NTT survey finds phishing methods are the hottest ways of delivering ransomware
FYI, this story is more than a year old
NTT Security has echoed the growing number of report that show email phishing is now one of the most widely-used methods of distributing ransomware, but organisations should not fear the statistics.
The company’s 2017 Global Threat Intelligence report found that Phishing attacks have been distributing the bulk (73%) of all malware, including ransomware.
77% of all detected ransomware is targeting four main sectors: Business and professional services (28%), government (19%), healthcare (15%) and retail (15%).
56% of all incidents in finance organisations were related to malware, and 50% of all incidents in healthcare organisations were related to ransomware.
However, NTT Security says that organisations should not be fearful of the statistics; as it is a chance for everyone to be educated about the issues.
"Our end goal is not to create fear, uncertainty and doubt or to overcomplicate the current state of the threat landscape, but to make cybersecurity interesting and inclusive for anyone facing the challenges of security attacks, not just security professionals,” comments Steven Bullitt, VP of Threat Intelligence and Incident Response, GTIC, at NTT Security.
“We want to ensure everyone is educated about these issues and understands that they have a personal responsibility when it comes to the protection of their organisation, and that the organisation has an obligation to help them do so.”
The survey also found that just 25 passwords account 33% of all authentication attempts towards the organisation’s honeypots in 2016. More than 76% of those attempts used passwords associated with the Mirai Botnet, which was used to carry out massive DDoS attacks.
In general, DDoS attacks accounted for 23% of all attacks from Australia and 16% of attacks from Asia, compared to a worldwide average of just 6%.
However, the report found that organisations are doing their part to protect themselves from attacks: 32% of organisations had a formal incident response plan, an increase of 11% from previous years.

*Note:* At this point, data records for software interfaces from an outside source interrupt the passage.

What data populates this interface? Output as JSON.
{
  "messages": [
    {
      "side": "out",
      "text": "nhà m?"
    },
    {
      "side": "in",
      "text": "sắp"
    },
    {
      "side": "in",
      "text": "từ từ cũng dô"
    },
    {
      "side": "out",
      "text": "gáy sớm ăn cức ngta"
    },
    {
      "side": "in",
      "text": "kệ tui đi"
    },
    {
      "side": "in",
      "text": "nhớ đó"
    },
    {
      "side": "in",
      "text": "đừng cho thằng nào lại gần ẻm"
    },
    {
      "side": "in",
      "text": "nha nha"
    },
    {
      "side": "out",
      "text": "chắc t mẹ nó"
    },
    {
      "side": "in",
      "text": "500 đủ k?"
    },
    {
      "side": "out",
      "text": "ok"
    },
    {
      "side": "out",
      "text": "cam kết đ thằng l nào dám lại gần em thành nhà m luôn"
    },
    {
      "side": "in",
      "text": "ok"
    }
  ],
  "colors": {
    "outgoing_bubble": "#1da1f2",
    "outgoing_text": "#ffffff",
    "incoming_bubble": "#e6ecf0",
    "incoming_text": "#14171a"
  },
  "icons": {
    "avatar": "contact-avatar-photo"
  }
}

"We identified more than six billion attempted attacks over the 12-month period - that's around 16 million attacks a day - and monitored threat actors using nearly every type of attack,” comments Bullitt.

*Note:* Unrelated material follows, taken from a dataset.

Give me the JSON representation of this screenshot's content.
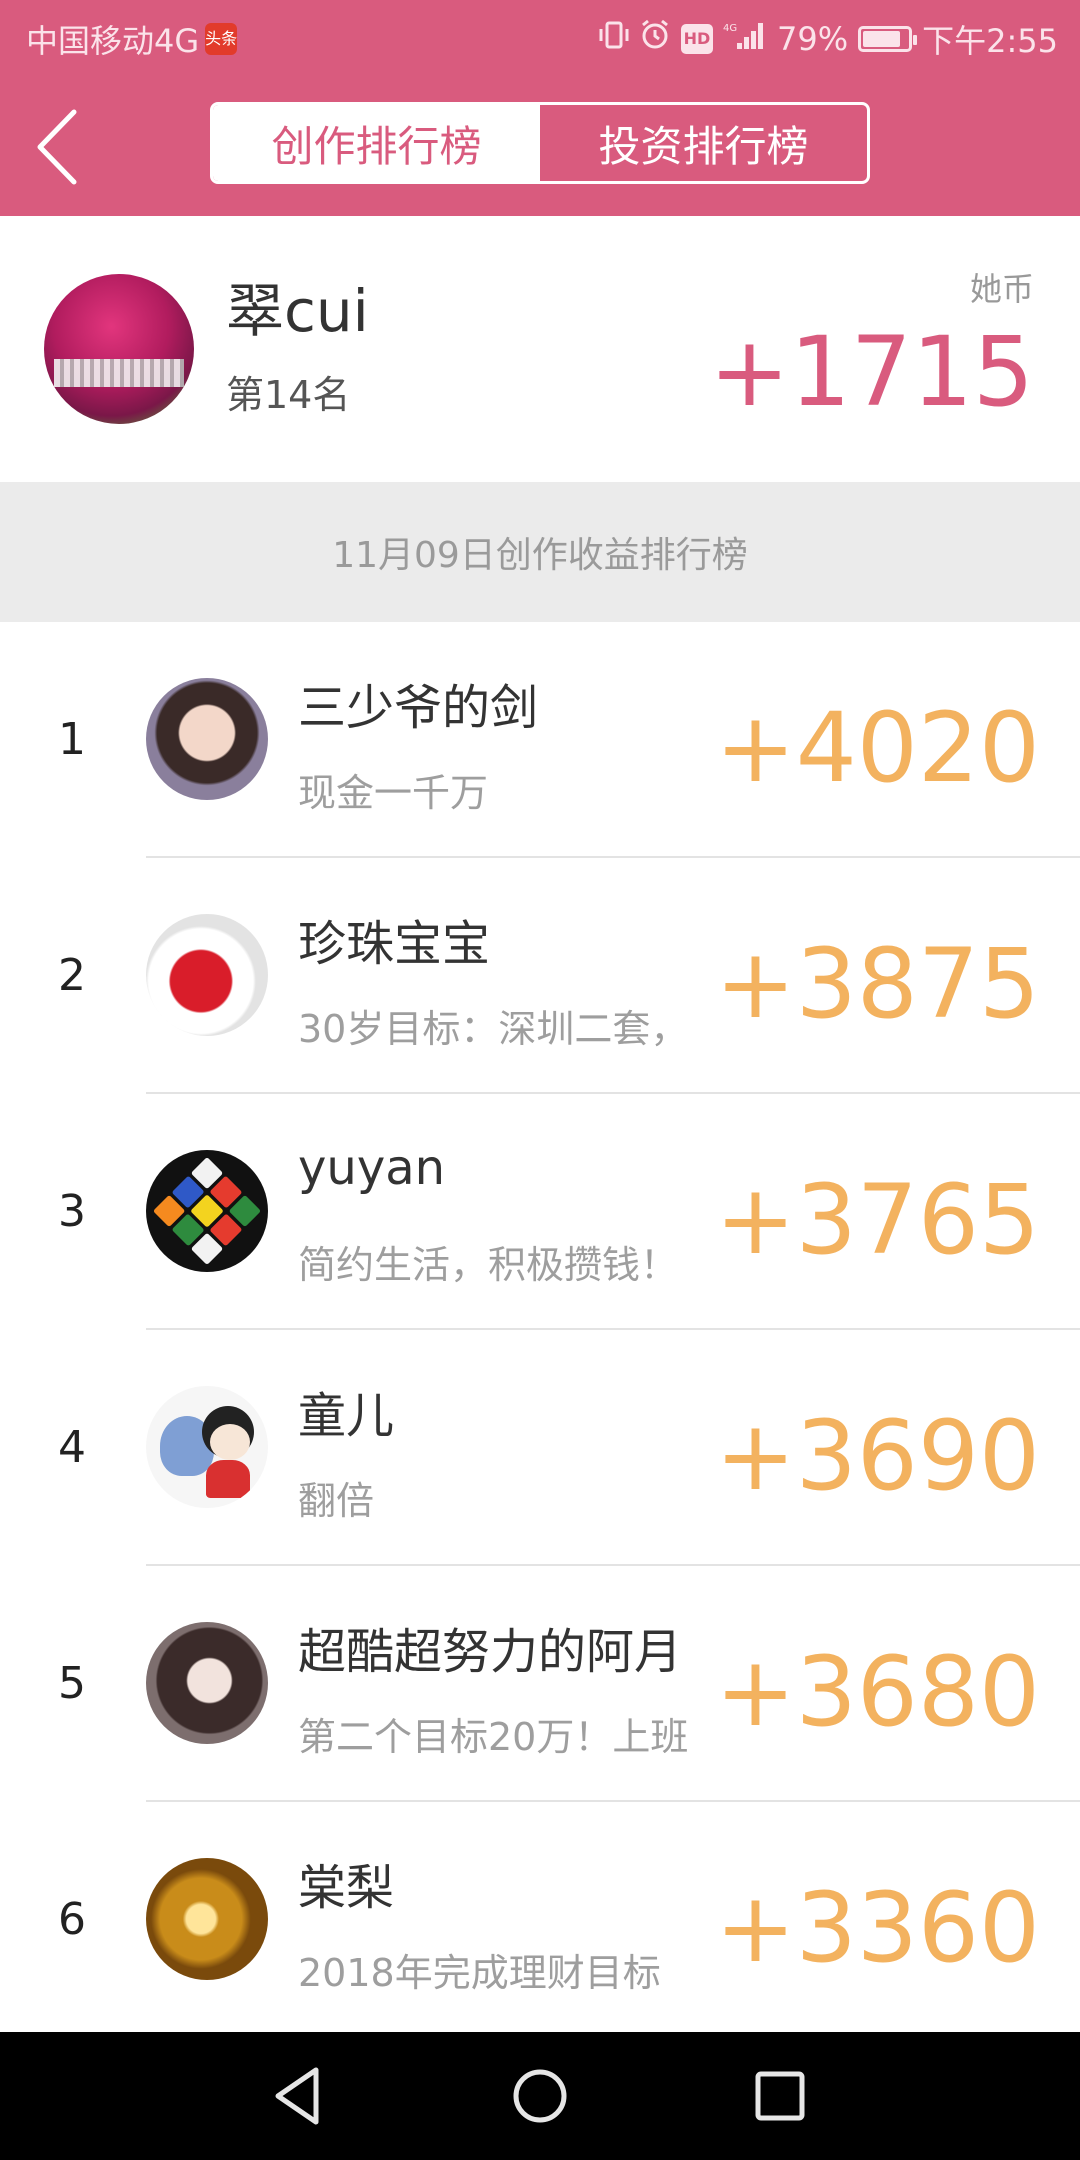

The company used data from 3.5 trillion logs, honeypots and sandboxes in more than 100 different countries.